Having to install Photoshop just to view a .psd file can be quite annoying even if you have the option of installing Photoshop in the first place. Same goes for any number of specialized or proprietary file types that you may only use once or twice a year.
Fortunately, there is a growing number of online alternatives to having to install this or that piece of software.
Google's been working on a number of "viewers," first for Gmail, to enable users to view attachments without having to download them, and then in Google Drive.
In fact, Google Drive is now probably the best online tools for viewing all sorts of files. It supports over 30 file types, well depending on how you count. 30+ is the official figure, if you count all extensions you get over 40 file types.
While many of them may be common image, video or text formats, which are supported by most browsers, some are more obscure.
For one, it supports all common Microsoft Office formats, .doc, .docx, .xls and .xlsx, .ppt and .pptx, for documents, spreadsheets and presentations.
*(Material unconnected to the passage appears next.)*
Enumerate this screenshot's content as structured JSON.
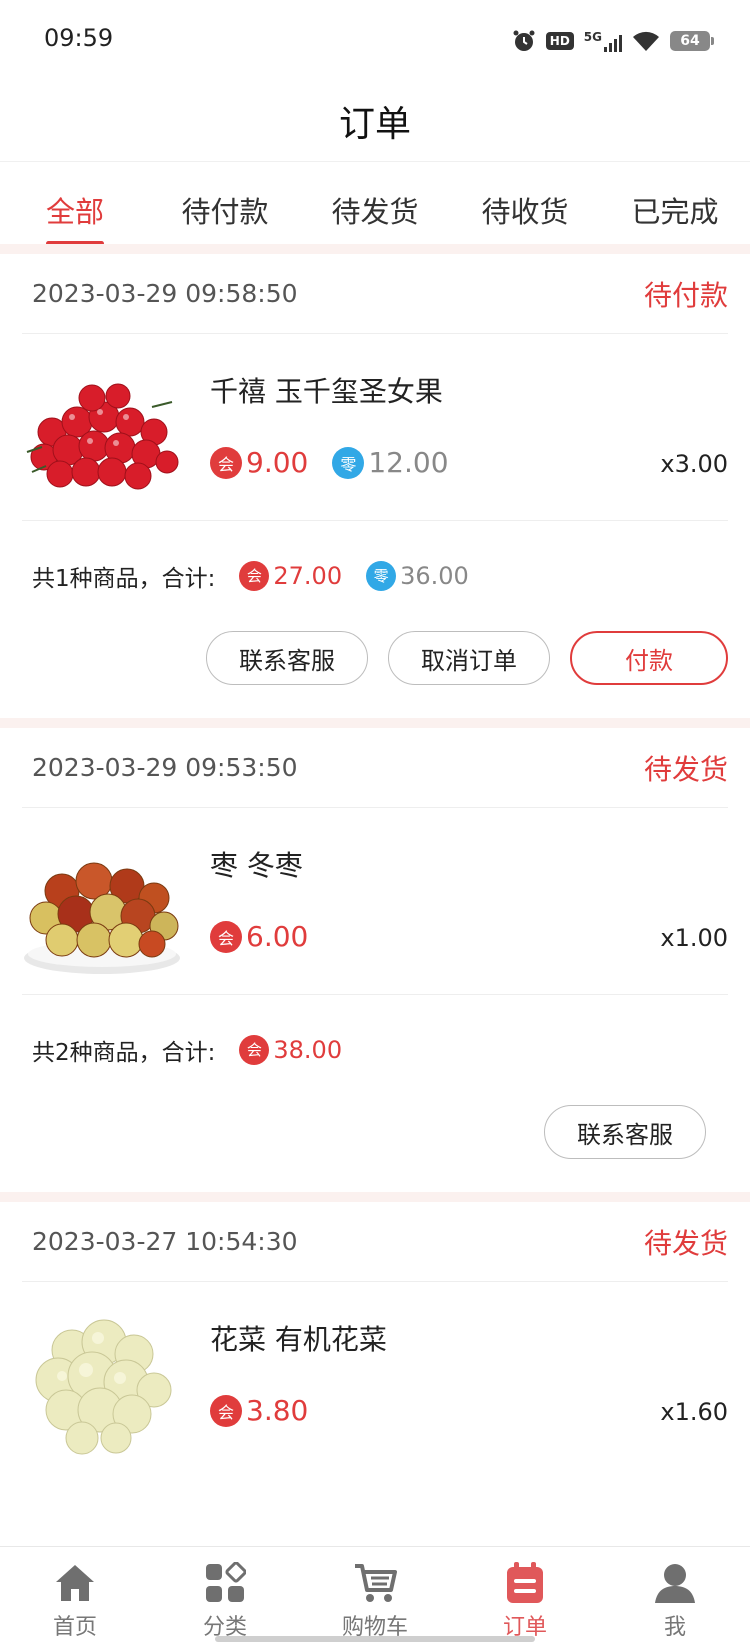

A number of Adobe formats are supported as well, .pdf of course, but also .ai - for Adobe Illustrator, or .psd - Photoshop. This along with standard .SVGs, which should work in most browsers at this point, and PostScript files, .esp and .ps, even font containers such as .ttf. AutoCad files are supported, .dxf, as well.
Source code files for a number of languages are supported along with syntax highlighting, such as .css, .html, .php, .js, .c and .cpp as well as .h and .hpp.
Archives work as well and the two most common formats, .zip and .rar, are supported. .7z along with common *NIX ones, .tar.gz or .bz2 would have been nice. A complete and up-to-date list of supported file types is here
Of course, you can convert some of these files to local native formats so you can edit them rather than just view them. Google Drive even comes with OCR so it can try and extract text from scanned PDFs or images.